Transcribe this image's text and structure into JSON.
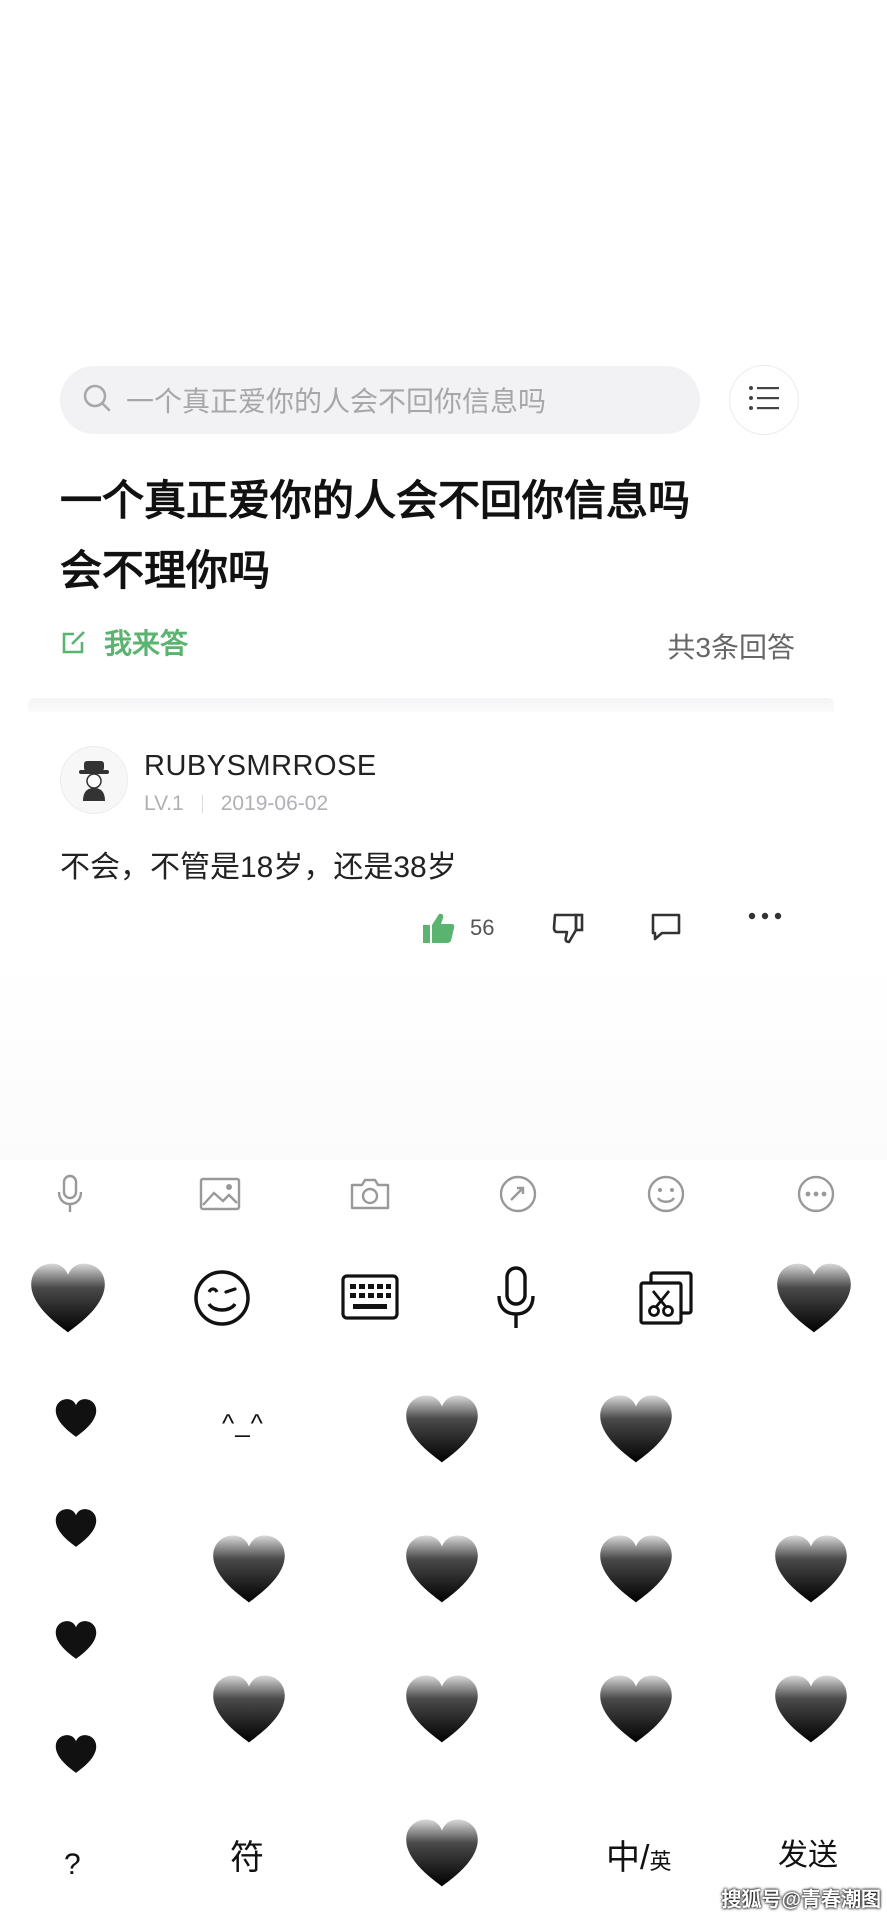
{
  "search": {
    "placeholder": "一个真正爱你的人会不回你信息吗"
  },
  "question": {
    "title_line1": "一个真正爱你的人会不回你信息吗",
    "title_line2": "会不理你吗",
    "answer_button_label": "我来答",
    "answer_count": "共3条回答"
  },
  "answer": {
    "username": "RUBYSMRROSE",
    "level": "LV.1",
    "date": "2019-06-02",
    "text": "不会，不管是18岁，还是38岁",
    "like_count": "56"
  },
  "toolbar": {
    "icons": [
      "microphone-icon",
      "image-icon",
      "camera-icon",
      "link-icon",
      "emoji-icon",
      "more-icon"
    ]
  },
  "keyboard": {
    "kaomoji": "^_^",
    "question_mark": "?",
    "symbols_key": "符",
    "lang_key_main": "中/",
    "lang_key_sub": "英",
    "send_key": "发送"
  },
  "watermark": "搜狐号@青春潮图",
  "colors": {
    "accent_green": "#5ab46f",
    "heart": "#111111"
  }
}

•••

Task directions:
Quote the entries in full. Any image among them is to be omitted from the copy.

Written answer:
Transcribe this image's text and structure into JSON.
{
  "search": {
    "placeholder": "一个真正爱你的人会不回你信息吗"
  },
  "question": {
    "title_line1": "一个真正爱你的人会不回你信息吗",
    "title_line2": "会不理你吗",
    "answer_button_label": "我来答",
    "answer_count": "共3条回答"
  },
  "answer": {
    "username": "RUBYSMRROSE",
    "level": "LV.1",
    "date": "2019-06-02",
    "text": "不会，不管是18岁，还是38岁",
    "like_count": "56"
  },
  "toolbar": {
    "icons": [
      "microphone-icon",
      "image-icon",
      "camera-icon",
      "link-icon",
      "emoji-icon",
      "more-icon"
    ]
  },
  "keyboard": {
    "kaomoji": "^_^",
    "question_mark": "?",
    "symbols_key": "符",
    "lang_key_main": "中/",
    "lang_key_sub": "英",
    "send_key": "发送"
  },
  "watermark": "搜狐号@青春潮图",
  "colors": {
    "accent_green": "#5ab46f",
    "heart": "#111111"
  }
}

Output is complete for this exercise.